Here’s a sordid story that you’ve probably not heard about on CNN or Fox News. Philip H. Brown, a tenured economics professor at Colby College in Waterville, Maine, resigned from
the school after the institution announced it was either that or he’d be fired because he’d violated students’ privacy. What was the violation? Oh, it’s a doozy—perfect for tabloid journalism.
On a trip to China in 2011, Brown placed a webcam in the bathrooms his female students would be using. As they traveled from province to province, the professor had apparently enlisted an unwitting student to place a first-aid kit containing a hidden webcam in the bathrooms.
The professor’s spying was uncovered when one of his students discovered a photo of her unclad bottom in the trash bin of Brown’s laptop, a computer that all students on the trip shared with their teacher. She had been searching the computer’s hard drive for a document she had inadvertently deleted. Colby College president William Adams wrote to students
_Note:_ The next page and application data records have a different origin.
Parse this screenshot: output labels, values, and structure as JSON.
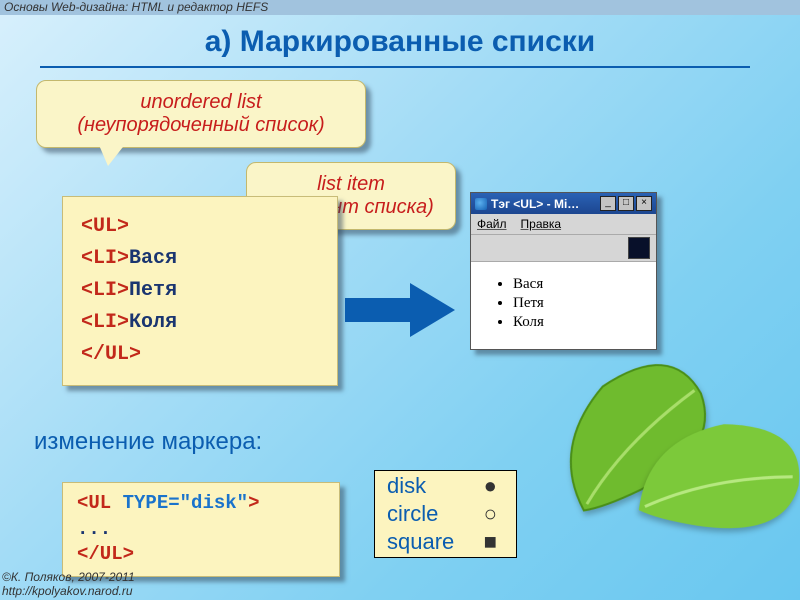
{
  "header": "Основы Web-дизайна: HTML и редактор HEFS",
  "title": "а) Маркированные списки",
  "callout1": {
    "line1": "unordered list",
    "line2": "(неупорядоченный список)"
  },
  "callout2": {
    "line1": "list item",
    "line2": "(элемент списка)"
  },
  "code": {
    "open": "<UL>",
    "li": "<LI>",
    "names": [
      "Вася",
      "Петя",
      "Коля"
    ],
    "close": "</UL>"
  },
  "browser": {
    "title": "Тэг <UL> - Mi…",
    "menu": [
      "Файл",
      "Правка"
    ],
    "items": [
      "Вася",
      "Петя",
      "Коля"
    ]
  },
  "marker_label": "изменение маркера:",
  "code2": {
    "open": "<UL",
    "attr": " TYPE=",
    "val": "\"disk\"",
    "gt": ">",
    "dots": "...",
    "close": "</UL>"
  },
  "types": [
    {
      "name": "disk",
      "sym": "●"
    },
    {
      "name": "circle",
      "sym": "○"
    },
    {
      "name": "square",
      "sym": "■"
    }
  ],
  "footer": {
    "line1": "©К. Поляков, 2007-2011",
    "line2": "http://kpolyakov.narod.ru"
  }
}
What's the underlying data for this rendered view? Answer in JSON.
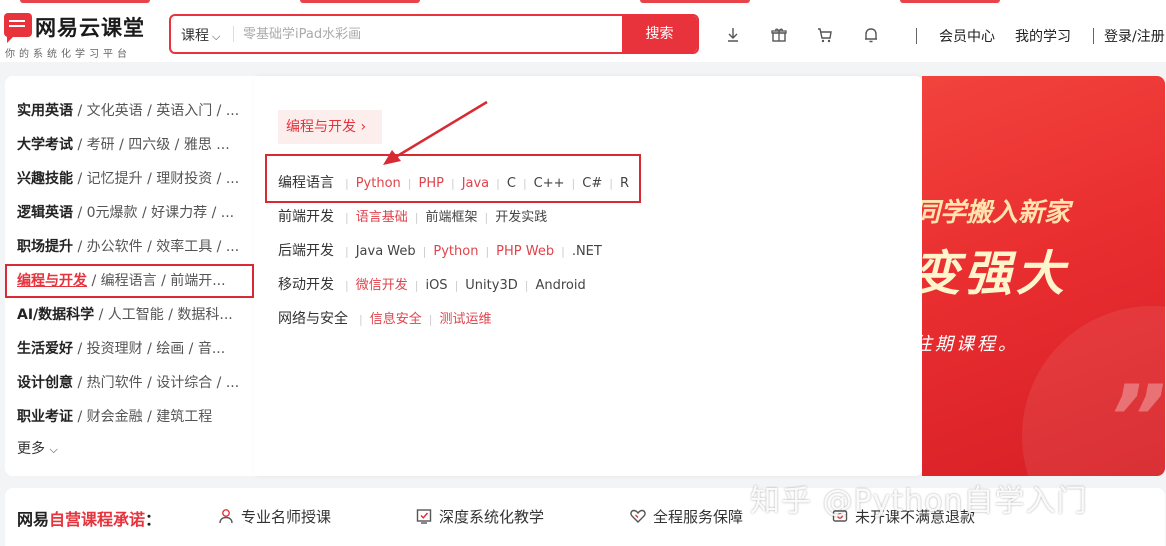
{
  "header": {
    "logo_title": "网易云课堂",
    "logo_sub": "你的系统化学习平台",
    "search_category": "课程",
    "search_placeholder": "零基础学iPad水彩画",
    "search_button": "搜索",
    "icons": [
      "download-icon",
      "gift-icon",
      "cart-icon",
      "bell-icon"
    ],
    "links": [
      "会员中心",
      "我的学习",
      "登录/注册"
    ]
  },
  "categories": [
    {
      "name": "实用英语",
      "subs": "/ 文化英语 / 英语入门 / ..."
    },
    {
      "name": "大学考试",
      "subs": "/ 考研 / 四六级 / 雅思 ..."
    },
    {
      "name": "兴趣技能",
      "subs": "/ 记忆提升 / 理财投资 / ..."
    },
    {
      "name": "逻辑英语",
      "subs": "/ 0元爆款 / 好课力荐 / ..."
    },
    {
      "name": "职场提升",
      "subs": "/ 办公软件 / 效率工具 / ..."
    },
    {
      "name": "编程与开发",
      "subs": "/ 编程语言 / 前端开..."
    },
    {
      "name": "AI/数据科学",
      "subs": "/ 人工智能 / 数据科..."
    },
    {
      "name": "生活爱好",
      "subs": "/ 投资理财 / 绘画 / 音..."
    },
    {
      "name": "设计创意",
      "subs": "/ 热门软件 / 设计综合 / ..."
    },
    {
      "name": "职业考证",
      "subs": "/ 财会金融 / 建筑工程"
    }
  ],
  "more_label": "更多",
  "submenu": {
    "tag": "编程与开发 ›",
    "rows": [
      {
        "title": "编程语言",
        "items": [
          {
            "label": "Python",
            "hot": true
          },
          {
            "label": "PHP",
            "hot": true
          },
          {
            "label": "Java",
            "hot": true
          },
          {
            "label": "C",
            "hot": false
          },
          {
            "label": "C++",
            "hot": false
          },
          {
            "label": "C#",
            "hot": false
          },
          {
            "label": "R",
            "hot": false
          }
        ]
      },
      {
        "title": "前端开发",
        "items": [
          {
            "label": "语言基础",
            "hot": true
          },
          {
            "label": "前端框架",
            "hot": false
          },
          {
            "label": "开发实践",
            "hot": false
          }
        ]
      },
      {
        "title": "后端开发",
        "items": [
          {
            "label": "Java Web",
            "hot": false
          },
          {
            "label": "Python",
            "hot": true
          },
          {
            "label": "PHP Web",
            "hot": true
          },
          {
            "label": ".NET",
            "hot": false
          }
        ]
      },
      {
        "title": "移动开发",
        "items": [
          {
            "label": "微信开发",
            "hot": true
          },
          {
            "label": "iOS",
            "hot": false
          },
          {
            "label": "Unity3D",
            "hot": false
          },
          {
            "label": "Android",
            "hot": false
          }
        ]
      },
      {
        "title": "网络与安全",
        "items": [
          {
            "label": "信息安全",
            "hot": true
          },
          {
            "label": "测试运维",
            "hot": true
          }
        ]
      }
    ]
  },
  "banner": {
    "line1": "同学搬入新家",
    "line2": "变强大",
    "line3": "往期课程。"
  },
  "promise": {
    "title_a": "网易",
    "title_b": "自营课程承诺",
    "title_c": "：",
    "items": [
      "专业名师授课",
      "深度系统化教学",
      "全程服务保障",
      "未开课不满意退款"
    ]
  },
  "watermark": "知乎 @Python自学入门",
  "colors": {
    "accent": "#e8323c"
  }
}
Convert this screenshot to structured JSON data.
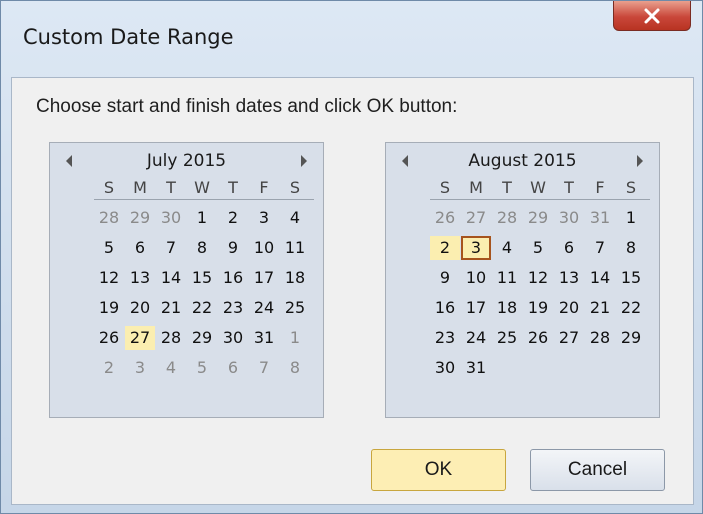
{
  "dialog": {
    "title": "Custom Date Range",
    "prompt": "Choose start and finish dates and click OK button:",
    "ok_label": "OK",
    "cancel_label": "Cancel",
    "close_icon": "close-icon"
  },
  "weekdays": [
    "S",
    "M",
    "T",
    "W",
    "T",
    "F",
    "S"
  ],
  "calendars": [
    {
      "month": "July 2015",
      "weeks": [
        [
          {
            "d": "28",
            "o": true
          },
          {
            "d": "29",
            "o": true
          },
          {
            "d": "30",
            "o": true
          },
          {
            "d": "1"
          },
          {
            "d": "2"
          },
          {
            "d": "3"
          },
          {
            "d": "4"
          }
        ],
        [
          {
            "d": "5"
          },
          {
            "d": "6"
          },
          {
            "d": "7"
          },
          {
            "d": "8"
          },
          {
            "d": "9"
          },
          {
            "d": "10"
          },
          {
            "d": "11"
          }
        ],
        [
          {
            "d": "12"
          },
          {
            "d": "13"
          },
          {
            "d": "14"
          },
          {
            "d": "15"
          },
          {
            "d": "16"
          },
          {
            "d": "17"
          },
          {
            "d": "18"
          }
        ],
        [
          {
            "d": "19"
          },
          {
            "d": "20"
          },
          {
            "d": "21"
          },
          {
            "d": "22"
          },
          {
            "d": "23"
          },
          {
            "d": "24"
          },
          {
            "d": "25"
          }
        ],
        [
          {
            "d": "26"
          },
          {
            "d": "27",
            "h": true
          },
          {
            "d": "28"
          },
          {
            "d": "29"
          },
          {
            "d": "30"
          },
          {
            "d": "31"
          },
          {
            "d": "1",
            "o": true
          }
        ],
        [
          {
            "d": "2",
            "o": true
          },
          {
            "d": "3",
            "o": true
          },
          {
            "d": "4",
            "o": true
          },
          {
            "d": "5",
            "o": true
          },
          {
            "d": "6",
            "o": true
          },
          {
            "d": "7",
            "o": true
          },
          {
            "d": "8",
            "o": true
          }
        ]
      ]
    },
    {
      "month": "August 2015",
      "weeks": [
        [
          {
            "d": "26",
            "o": true
          },
          {
            "d": "27",
            "o": true
          },
          {
            "d": "28",
            "o": true
          },
          {
            "d": "29",
            "o": true
          },
          {
            "d": "30",
            "o": true
          },
          {
            "d": "31",
            "o": true
          },
          {
            "d": "1"
          }
        ],
        [
          {
            "d": "2",
            "h": true
          },
          {
            "d": "3",
            "t": true
          },
          {
            "d": "4"
          },
          {
            "d": "5"
          },
          {
            "d": "6"
          },
          {
            "d": "7"
          },
          {
            "d": "8"
          }
        ],
        [
          {
            "d": "9"
          },
          {
            "d": "10"
          },
          {
            "d": "11"
          },
          {
            "d": "12"
          },
          {
            "d": "13"
          },
          {
            "d": "14"
          },
          {
            "d": "15"
          }
        ],
        [
          {
            "d": "16"
          },
          {
            "d": "17"
          },
          {
            "d": "18"
          },
          {
            "d": "19"
          },
          {
            "d": "20"
          },
          {
            "d": "21"
          },
          {
            "d": "22"
          }
        ],
        [
          {
            "d": "23"
          },
          {
            "d": "24"
          },
          {
            "d": "25"
          },
          {
            "d": "26"
          },
          {
            "d": "27"
          },
          {
            "d": "28"
          },
          {
            "d": "29"
          }
        ],
        [
          {
            "d": "30"
          },
          {
            "d": "31"
          }
        ]
      ]
    }
  ]
}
and employees in late January that Brown had resigned after college officials told him they were prepared to fire him. Adams didn’t wait until Brown returned from the trip; he called him in China a day after receiving a complaint about the photos and verifying the claim was true. Adams also admitted that the matter had prompted an investigation by law enforcement, and that the college was cooperating fully with police.
In his letter to students and faculty, Adams also stated that the well-being of students was the college’s “utmost priority” and that “we do not and will not tolerate behavior that is antithetical to the fundamental values of our community. We take this matter very seriously. We took prompt action to address it, and we will continue to support the affected students in ways that are respectful of their privacy.”
Adams acted swiftly to reassure students, cooperated with the police investigation, and most important of all, got rid of the professor despite the fact that he had tenure, which allowed
the story to stay local and within the academic community. It went away fairly quickly and became a story of a perverted professor, rather than a problem with the university. School
officials rightfully distanced themselves from the conflict and made the issue about Brown.
Had the college dithered, the story would have had legs—lots of them. The college’s actions would have aroused suspicion and interest from outside journalists, and what has remained a shortlived local story might have become a national story, as well as the butt of the obligatory late-night jokes. It could have cost the college significant fund-raising dollars and state and federal grant money, and resulted in diminished enrollment. It would have affected not only Colby College’s reputation but also the personal reputation of its president; scandal tends to rub off on the people surrounding it. And it would have, had he not done the right thing.
Ronn Torossian is the CEO of 5W Public Relations